Hashemite Kingdom of Jordan

     As a result of Iraq’s invasion and occupation of Kuwait, refugees from Iraq began moving into north eastern Jordan. The border check points were not equipped, particularly during August-September 1990, to either cope with the crisis or begin registration and organization of camps. It is estimated that 1.38 million refugees entered Jordan between 2 August 1990 and 2 March 1991.       What was of further historic significance was that about 1.8 million heads of sheep, goats and camels moved into Jordan along with the refugees, owing to the fact that in the shared rangelands of Jordan, Iraq and Saudi Arabia, herders are the main inhabitants. There was a further compounding effect. It was August when the refugee herders and their animals moved into the rangelands.

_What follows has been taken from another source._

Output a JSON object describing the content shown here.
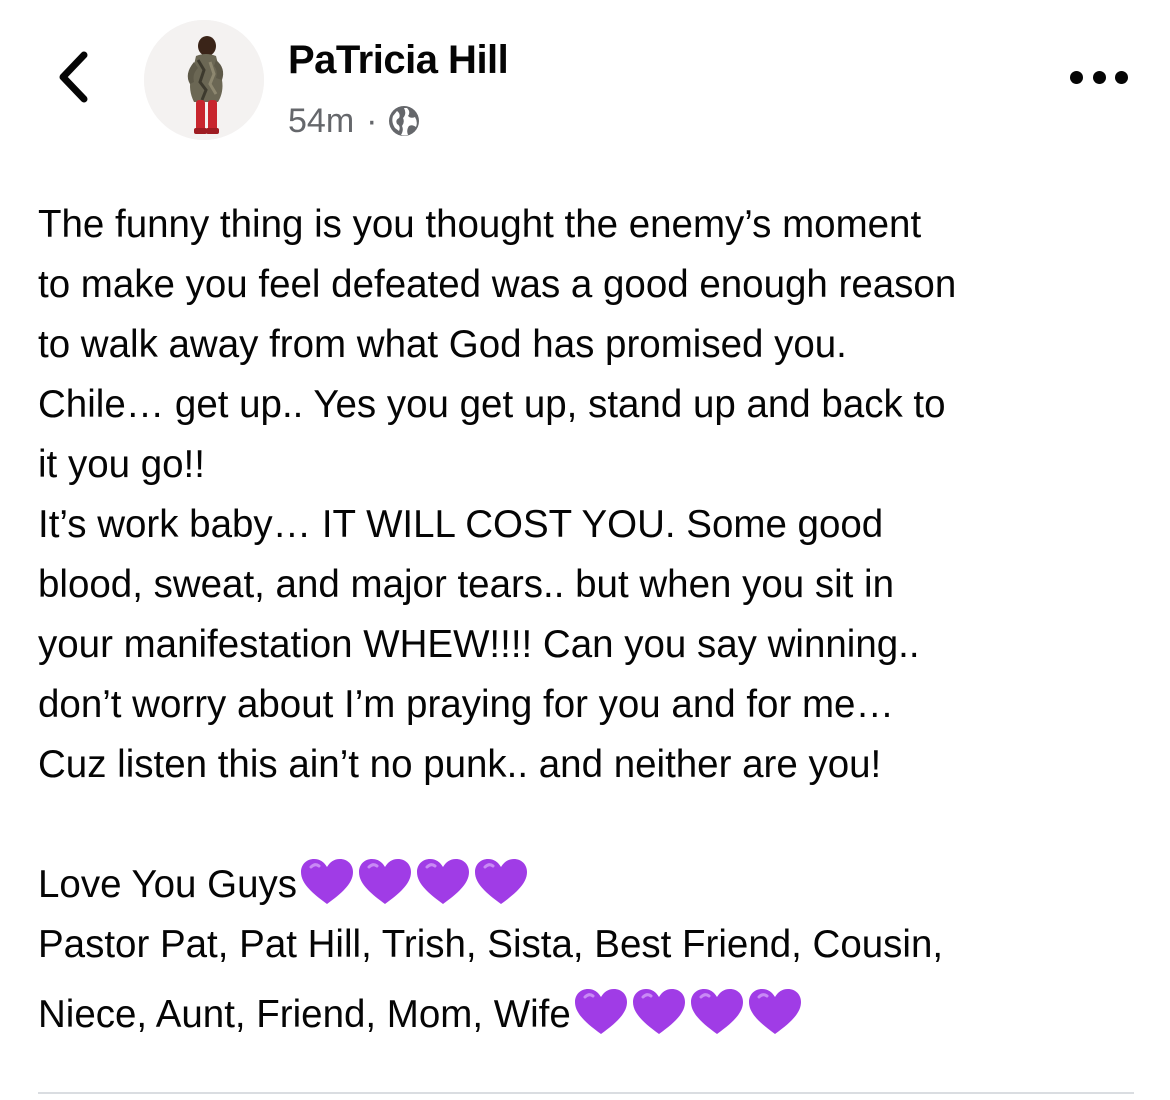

With it being the dry season with very sparse scrub vegetation in the Badia (rangelands), the herders had to quickly disperse over a vast territory to ensure enough grazing for the animals. As a result, very large tracts of Badia were quickly affected and shrubs that take decades to grow and stabilize were degraded and destroyed in a matter of weeks and months. 

     In the final assessment, the following specific damages were identified:

  • Damage to 7.1 million hectares of rangeland in the Jordanian Badia and loss of wildlife;
  • Destruction of rangeland wildlife habitats that led to the loss of non-endangered wildlife populations (e.g., caracal);
  • Reduction in the numbers of endangered oryx and gazelles released from captive breeding programme due to the density of refugees and their livestock.

     The Hashmite Kingdom of Jordan was awarded US$160,582,073 under claim 5000304 for rangeland restoration and the development of a cooperative rangeland management programme.